### WHAT YOU WILL DO:
Your answer should be every line below that includes the word "Target".
┌──
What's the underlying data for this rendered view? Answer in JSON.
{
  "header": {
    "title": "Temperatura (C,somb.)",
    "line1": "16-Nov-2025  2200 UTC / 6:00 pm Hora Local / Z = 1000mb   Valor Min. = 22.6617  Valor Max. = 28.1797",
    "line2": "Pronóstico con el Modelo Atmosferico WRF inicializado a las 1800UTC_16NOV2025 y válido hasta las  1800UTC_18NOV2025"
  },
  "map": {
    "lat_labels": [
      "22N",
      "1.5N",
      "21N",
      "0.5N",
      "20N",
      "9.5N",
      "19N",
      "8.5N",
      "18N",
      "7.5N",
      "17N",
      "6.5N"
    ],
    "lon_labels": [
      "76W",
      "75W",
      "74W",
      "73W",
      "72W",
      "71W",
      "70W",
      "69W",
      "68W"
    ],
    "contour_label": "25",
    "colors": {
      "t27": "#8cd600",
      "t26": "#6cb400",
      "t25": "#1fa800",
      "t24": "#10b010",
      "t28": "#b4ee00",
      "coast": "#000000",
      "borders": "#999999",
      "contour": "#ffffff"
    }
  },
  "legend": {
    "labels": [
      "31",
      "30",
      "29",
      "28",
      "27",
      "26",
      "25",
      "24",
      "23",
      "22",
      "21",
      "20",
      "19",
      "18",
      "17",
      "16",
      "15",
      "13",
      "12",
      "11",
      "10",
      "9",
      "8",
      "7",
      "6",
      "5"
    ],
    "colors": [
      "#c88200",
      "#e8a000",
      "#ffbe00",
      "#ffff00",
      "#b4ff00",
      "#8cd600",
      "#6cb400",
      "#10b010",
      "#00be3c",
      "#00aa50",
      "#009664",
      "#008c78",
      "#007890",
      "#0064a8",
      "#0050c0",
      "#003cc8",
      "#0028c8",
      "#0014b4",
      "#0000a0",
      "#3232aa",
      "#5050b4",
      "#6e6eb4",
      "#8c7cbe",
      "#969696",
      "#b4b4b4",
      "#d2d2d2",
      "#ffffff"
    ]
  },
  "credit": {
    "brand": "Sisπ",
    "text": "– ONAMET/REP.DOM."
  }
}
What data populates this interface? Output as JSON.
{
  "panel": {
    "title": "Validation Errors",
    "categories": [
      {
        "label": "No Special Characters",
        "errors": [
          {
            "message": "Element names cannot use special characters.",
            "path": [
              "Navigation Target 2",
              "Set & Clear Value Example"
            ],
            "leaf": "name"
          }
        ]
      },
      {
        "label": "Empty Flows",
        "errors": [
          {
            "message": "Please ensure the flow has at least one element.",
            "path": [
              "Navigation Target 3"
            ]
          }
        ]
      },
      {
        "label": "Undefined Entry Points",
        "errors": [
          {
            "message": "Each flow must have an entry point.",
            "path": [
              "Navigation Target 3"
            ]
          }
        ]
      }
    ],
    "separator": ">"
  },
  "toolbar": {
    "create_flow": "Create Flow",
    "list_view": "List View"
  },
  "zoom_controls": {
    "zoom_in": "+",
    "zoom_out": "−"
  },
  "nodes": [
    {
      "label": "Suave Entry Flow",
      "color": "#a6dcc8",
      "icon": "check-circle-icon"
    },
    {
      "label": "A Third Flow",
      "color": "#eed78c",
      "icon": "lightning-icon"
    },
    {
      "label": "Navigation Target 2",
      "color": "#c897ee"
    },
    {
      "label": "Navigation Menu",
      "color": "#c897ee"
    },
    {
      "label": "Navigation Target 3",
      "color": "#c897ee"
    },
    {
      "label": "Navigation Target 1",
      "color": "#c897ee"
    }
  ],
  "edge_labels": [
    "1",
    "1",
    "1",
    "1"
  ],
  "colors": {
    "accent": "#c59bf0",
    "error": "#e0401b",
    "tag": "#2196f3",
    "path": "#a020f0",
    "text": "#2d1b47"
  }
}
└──
### RESPONSE TO THE TASK:
              "Navigation Target 2",
              "Navigation Target 3"
              "Navigation Target 3"
      "label": "Navigation Target 2",
      "label": "Navigation Target 3",
      "label": "Navigation Target 1",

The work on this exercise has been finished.